Normally, Propionibacterium acnes live on the skin and harmlessly feeds on its primary nutrient-sebum. When sebum secretions increase, especially during adolescence, this naturally promotes uncontrollable growth of these particular bacteria. Acne-prone people tend to have excessive amounts of Propionibacterium acnes in follicles, a condition that elicits a response from the immune system which sends white blood cells directly to pores. Infection-fighting white cells release enzymes that inflame follicle walls and permit sebum oil and debris to infiltrate the dermis. As a result of inflammation exacerbated by bacterial infection, nodules, papules and pustules erupt on the skin, creating the tell-tale signs of acne.
The most common form of acne is clinically referred to as acne vulgaris. Non-inflammatory lesions seen in cases of acne vulgaris include whiteheads, blackheads and cysts. Lesions considered inflammatory and infectious are small red bumps called papules; pustules and large, dark red lumps called nodules. In determining the severity of a patient’s acne, dermatologists often use a grading scale that involves counting the number of cysts, pimples and nodules in the acne-covered area.
Cystic acne is the most severe type of acne, primarily composed of large, pus-filled, highly visible cysts that develop underneath the skin. Cysts emerge when follicle walls are damaged to the point of splitting. The deeper the break in the wall, the larger the cyst grows and spreads.
Painful and embarrassing, cystic acne can seriously damage skin tissue and inflict deep psychological wounds. Treatment needs to be aggressive and ongoing, with an emphasis on reducing sebum production, eating healthier foods and adjusting hormonal imbalances if necessary.
Although scarring can occur in mild to moderate acne, it is usually inevitable when cystic acne affects the skin.
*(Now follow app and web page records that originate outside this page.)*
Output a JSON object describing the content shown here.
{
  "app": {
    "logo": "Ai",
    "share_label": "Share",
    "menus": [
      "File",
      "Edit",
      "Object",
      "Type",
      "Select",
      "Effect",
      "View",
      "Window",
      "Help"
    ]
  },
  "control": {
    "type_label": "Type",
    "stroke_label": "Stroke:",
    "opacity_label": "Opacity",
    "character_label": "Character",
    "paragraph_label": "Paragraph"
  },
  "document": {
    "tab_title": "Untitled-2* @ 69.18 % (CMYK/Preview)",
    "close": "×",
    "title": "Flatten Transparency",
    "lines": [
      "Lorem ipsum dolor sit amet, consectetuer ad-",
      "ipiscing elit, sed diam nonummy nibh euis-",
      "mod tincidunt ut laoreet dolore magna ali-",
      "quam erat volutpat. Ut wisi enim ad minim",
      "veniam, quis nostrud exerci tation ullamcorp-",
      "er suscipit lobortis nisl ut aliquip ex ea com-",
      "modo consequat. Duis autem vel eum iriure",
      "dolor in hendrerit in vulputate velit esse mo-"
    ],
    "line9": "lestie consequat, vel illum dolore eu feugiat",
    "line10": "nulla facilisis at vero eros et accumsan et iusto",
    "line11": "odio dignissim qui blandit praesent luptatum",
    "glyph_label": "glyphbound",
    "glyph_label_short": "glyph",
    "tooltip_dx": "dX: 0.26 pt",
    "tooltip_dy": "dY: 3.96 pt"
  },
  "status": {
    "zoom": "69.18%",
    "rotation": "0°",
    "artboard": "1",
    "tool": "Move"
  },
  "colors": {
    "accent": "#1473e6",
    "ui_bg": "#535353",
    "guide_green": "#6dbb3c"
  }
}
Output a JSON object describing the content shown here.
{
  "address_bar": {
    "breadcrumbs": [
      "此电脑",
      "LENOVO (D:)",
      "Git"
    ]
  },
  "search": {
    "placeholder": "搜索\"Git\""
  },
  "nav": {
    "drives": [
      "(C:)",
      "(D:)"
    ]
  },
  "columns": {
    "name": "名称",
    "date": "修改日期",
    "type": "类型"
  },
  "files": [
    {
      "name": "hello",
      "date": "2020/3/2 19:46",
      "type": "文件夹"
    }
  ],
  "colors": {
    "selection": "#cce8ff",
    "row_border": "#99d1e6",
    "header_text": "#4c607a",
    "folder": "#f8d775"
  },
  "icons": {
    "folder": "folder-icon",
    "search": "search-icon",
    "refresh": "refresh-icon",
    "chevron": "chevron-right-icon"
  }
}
Acne scars are categorized as being “icepick” scars (narrow and deep); “boxcar” scars (resembling marks left by chickenpox); “rolling” scars (wavy and shallow); and hypertrophic scars (raised above the skin’s surface). Scars represent a wound attempting to heal itself as quickly as possible by absorbing excess amounts of collagen. Too much collagen collected in one area discolors and distorts the molecular architecture of the skin.
Additional Information About Acne:
Acne and Scar Treatments Provided by Mayoral Dermatology
Photodynamic Therapy (PDT)
Photodynamic Therapy (commonly referred to as PDT) effectively reduces the inflammation, redness and proliferation of painful blemishes associated with acne by targeting unhealthy areas with strong wavelengths of light. Absorbed by tissues that utilize its energy to help heal injured skin by eradicating bacteria, this light therapy will also improve rosacea and greatly improve skin tone.
Comfortable, safe and painless, photodynamic therapy is accompanied by topical applications of anesthesia and 5-ALA, a solution that enhances the ability of light wavelengths to heal skin conditions. Patients can resume work or other activities immediately following a PDT session. Most patients have one session every two or three weeks.
Glycolic Acid Peels
For mild to moderate acne, glycolic peels, Beta peels, Jessner’s and TCA can reduce acne eruptions, even skin tone, shrink large pores and also help smooth wrinkles. Facial peels are effective at removing dead skin cells, dirt accumulated in pores and excess oil, all factors contributing to blemished, dull and unhealthy looking skin.
Our experienced dermatologists at Mayoral Dermatology understand the physical and psychological pain caused by acne and will endeavor to develop a successful treatment plan designed to treat your specific kind of acne. With clearer skin, you will begin feeling less self-conscious, more confident and enjoy the natural, genuine beauty of healthy skin.